I'm not sure what I feel about this, to be honest. I think that there's a risk in assuming that the motivation of Demjanjuk would be the same as, say, Heydrich, or Eichmann. Of course, there are those who would argue that the distinction between one murderer and another, in terms of motive, is irrelevant: the very fact that they undertook the action they did renders them identical, both morally and legally. I don't believe that that's true, but I am in the minority.
Sobibor survivor: 'I polished SS boots as dying people screamed'
By curious coincidence, I watched a movie (Conspiracy, 2001), last night, which dramatized the events of the Wannsee Conference. I don't know how accurate this movie is, historically. It is based on the edited (by Eichmann), minutes of the meeting, a copy of which was found by American investigators in the files of one of the delegates, after the War.

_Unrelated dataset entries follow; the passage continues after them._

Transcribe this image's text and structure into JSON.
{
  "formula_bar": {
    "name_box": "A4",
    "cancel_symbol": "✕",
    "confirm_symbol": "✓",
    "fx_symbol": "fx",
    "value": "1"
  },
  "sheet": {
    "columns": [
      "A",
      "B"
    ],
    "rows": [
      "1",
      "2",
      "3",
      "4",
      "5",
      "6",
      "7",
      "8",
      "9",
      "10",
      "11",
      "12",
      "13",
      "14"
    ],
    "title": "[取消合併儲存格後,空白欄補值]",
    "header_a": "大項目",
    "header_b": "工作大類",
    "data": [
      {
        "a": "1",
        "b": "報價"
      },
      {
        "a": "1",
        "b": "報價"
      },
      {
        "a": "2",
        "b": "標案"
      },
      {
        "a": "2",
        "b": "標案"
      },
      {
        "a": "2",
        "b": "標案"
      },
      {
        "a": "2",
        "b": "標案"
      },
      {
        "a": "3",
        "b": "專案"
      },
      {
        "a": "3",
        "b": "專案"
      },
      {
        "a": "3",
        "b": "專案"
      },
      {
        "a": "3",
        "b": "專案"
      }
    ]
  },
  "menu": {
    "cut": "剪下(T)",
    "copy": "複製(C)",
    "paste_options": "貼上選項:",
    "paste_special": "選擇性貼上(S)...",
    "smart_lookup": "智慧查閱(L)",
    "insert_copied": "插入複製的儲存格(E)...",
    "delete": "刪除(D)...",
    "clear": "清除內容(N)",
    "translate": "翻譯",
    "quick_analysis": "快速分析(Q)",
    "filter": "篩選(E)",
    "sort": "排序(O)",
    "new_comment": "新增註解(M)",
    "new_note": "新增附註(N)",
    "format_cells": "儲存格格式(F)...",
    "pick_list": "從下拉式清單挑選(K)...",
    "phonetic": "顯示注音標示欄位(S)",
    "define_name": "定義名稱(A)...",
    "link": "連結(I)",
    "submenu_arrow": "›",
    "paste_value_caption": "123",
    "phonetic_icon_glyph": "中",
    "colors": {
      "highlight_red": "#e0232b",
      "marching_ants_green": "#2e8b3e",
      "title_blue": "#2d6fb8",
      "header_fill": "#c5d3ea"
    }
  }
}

The thing that strikes me from this, though, is that there was no discussion - the decision had been made. The purpose of the meeting was to inform those who would need to be involved, and ensure that their agreement was obtained. Those who wavered, initially (Dr Friedrich Kritzinger, for example), are left in no doubt as to the position they would place themselves in, were they to object - according to the movie, at least. Does this make any difference - that some of the delegates may have been coerced into complicity?
I don't know. I'm just glad that I'm not Thomas Blatt, for a whole bunch of reasons.